── RAW DATA ──
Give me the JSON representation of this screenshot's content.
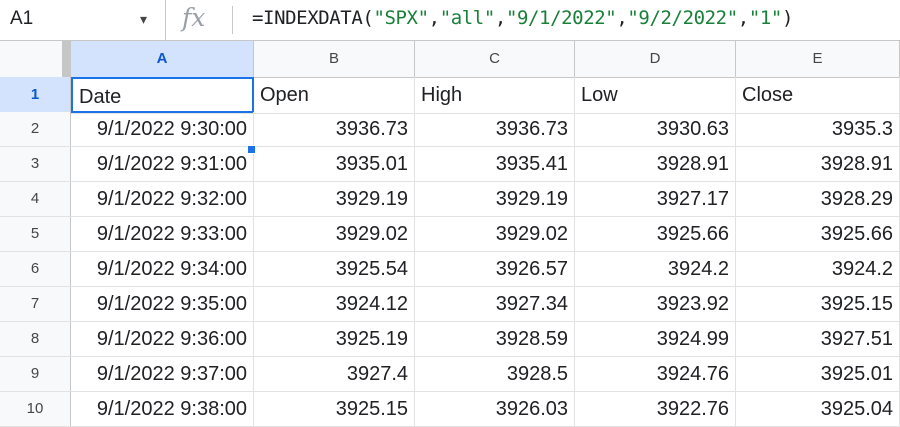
{
  "formula_bar": {
    "name_box": "A1",
    "name_box_arrow": "▾",
    "fx_label": "fx",
    "formula": {
      "prefix": "=INDEXDATA(",
      "arg1": "\"SPX\"",
      "arg2": "\"all\"",
      "arg3": "\"9/1/2022\"",
      "arg4": "\"9/2/2022\"",
      "arg5": "\"1\"",
      "comma": ",",
      "suffix": ")"
    }
  },
  "columns": [
    "A",
    "B",
    "C",
    "D",
    "E"
  ],
  "active_column": "A",
  "active_row": "1",
  "header_row": {
    "row_number": "1",
    "cells": [
      "Date",
      "Open",
      "High",
      "Low",
      "Close"
    ]
  },
  "rows": [
    {
      "row_number": "2",
      "cells": [
        "9/1/2022 9:30:00",
        "3936.73",
        "3936.73",
        "3930.63",
        "3935.3"
      ]
    },
    {
      "row_number": "3",
      "cells": [
        "9/1/2022 9:31:00",
        "3935.01",
        "3935.41",
        "3928.91",
        "3928.91"
      ]
    },
    {
      "row_number": "4",
      "cells": [
        "9/1/2022 9:32:00",
        "3929.19",
        "3929.19",
        "3927.17",
        "3928.29"
      ]
    },
    {
      "row_number": "5",
      "cells": [
        "9/1/2022 9:33:00",
        "3929.02",
        "3929.02",
        "3925.66",
        "3925.66"
      ]
    },
    {
      "row_number": "6",
      "cells": [
        "9/1/2022 9:34:00",
        "3925.54",
        "3926.57",
        "3924.2",
        "3924.2"
      ]
    },
    {
      "row_number": "7",
      "cells": [
        "9/1/2022 9:35:00",
        "3924.12",
        "3927.34",
        "3923.92",
        "3925.15"
      ]
    },
    {
      "row_number": "8",
      "cells": [
        "9/1/2022 9:36:00",
        "3925.19",
        "3928.59",
        "3924.99",
        "3927.51"
      ]
    },
    {
      "row_number": "9",
      "cells": [
        "9/1/2022 9:37:00",
        "3927.4",
        "3928.5",
        "3924.76",
        "3925.01"
      ]
    },
    {
      "row_number": "10",
      "cells": [
        "9/1/2022 9:38:00",
        "3925.15",
        "3926.03",
        "3922.76",
        "3925.04"
      ]
    }
  ],
  "colors": {
    "selection": "#1a73e8",
    "header_bg": "#f8f9fa",
    "active_header_bg": "#d3e3fd",
    "string_token": "#188038"
  }
}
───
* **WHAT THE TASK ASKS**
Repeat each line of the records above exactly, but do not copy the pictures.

* **ANSWER BELOW**
Give me the JSON representation of this screenshot's content.
{
  "formula_bar": {
    "name_box": "A1",
    "name_box_arrow": "▾",
    "fx_label": "fx",
    "formula": {
      "prefix": "=INDEXDATA(",
      "arg1": "\"SPX\"",
      "arg2": "\"all\"",
      "arg3": "\"9/1/2022\"",
      "arg4": "\"9/2/2022\"",
      "arg5": "\"1\"",
      "comma": ",",
      "suffix": ")"
    }
  },
  "columns": [
    "A",
    "B",
    "C",
    "D",
    "E"
  ],
  "active_column": "A",
  "active_row": "1",
  "header_row": {
    "row_number": "1",
    "cells": [
      "Date",
      "Open",
      "High",
      "Low",
      "Close"
    ]
  },
  "rows": [
    {
      "row_number": "2",
      "cells": [
        "9/1/2022 9:30:00",
        "3936.73",
        "3936.73",
        "3930.63",
        "3935.3"
      ]
    },
    {
      "row_number": "3",
      "cells": [
        "9/1/2022 9:31:00",
        "3935.01",
        "3935.41",
        "3928.91",
        "3928.91"
      ]
    },
    {
      "row_number": "4",
      "cells": [
        "9/1/2022 9:32:00",
        "3929.19",
        "3929.19",
        "3927.17",
        "3928.29"
      ]
    },
    {
      "row_number": "5",
      "cells": [
        "9/1/2022 9:33:00",
        "3929.02",
        "3929.02",
        "3925.66",
        "3925.66"
      ]
    },
    {
      "row_number": "6",
      "cells": [
        "9/1/2022 9:34:00",
        "3925.54",
        "3926.57",
        "3924.2",
        "3924.2"
      ]
    },
    {
      "row_number": "7",
      "cells": [
        "9/1/2022 9:35:00",
        "3924.12",
        "3927.34",
        "3923.92",
        "3925.15"
      ]
    },
    {
      "row_number": "8",
      "cells": [
        "9/1/2022 9:36:00",
        "3925.19",
        "3928.59",
        "3924.99",
        "3927.51"
      ]
    },
    {
      "row_number": "9",
      "cells": [
        "9/1/2022 9:37:00",
        "3927.4",
        "3928.5",
        "3924.76",
        "3925.01"
      ]
    },
    {
      "row_number": "10",
      "cells": [
        "9/1/2022 9:38:00",
        "3925.15",
        "3926.03",
        "3922.76",
        "3925.04"
      ]
    }
  ],
  "colors": {
    "selection": "#1a73e8",
    "header_bg": "#f8f9fa",
    "active_header_bg": "#d3e3fd",
    "string_token": "#188038"
  }
}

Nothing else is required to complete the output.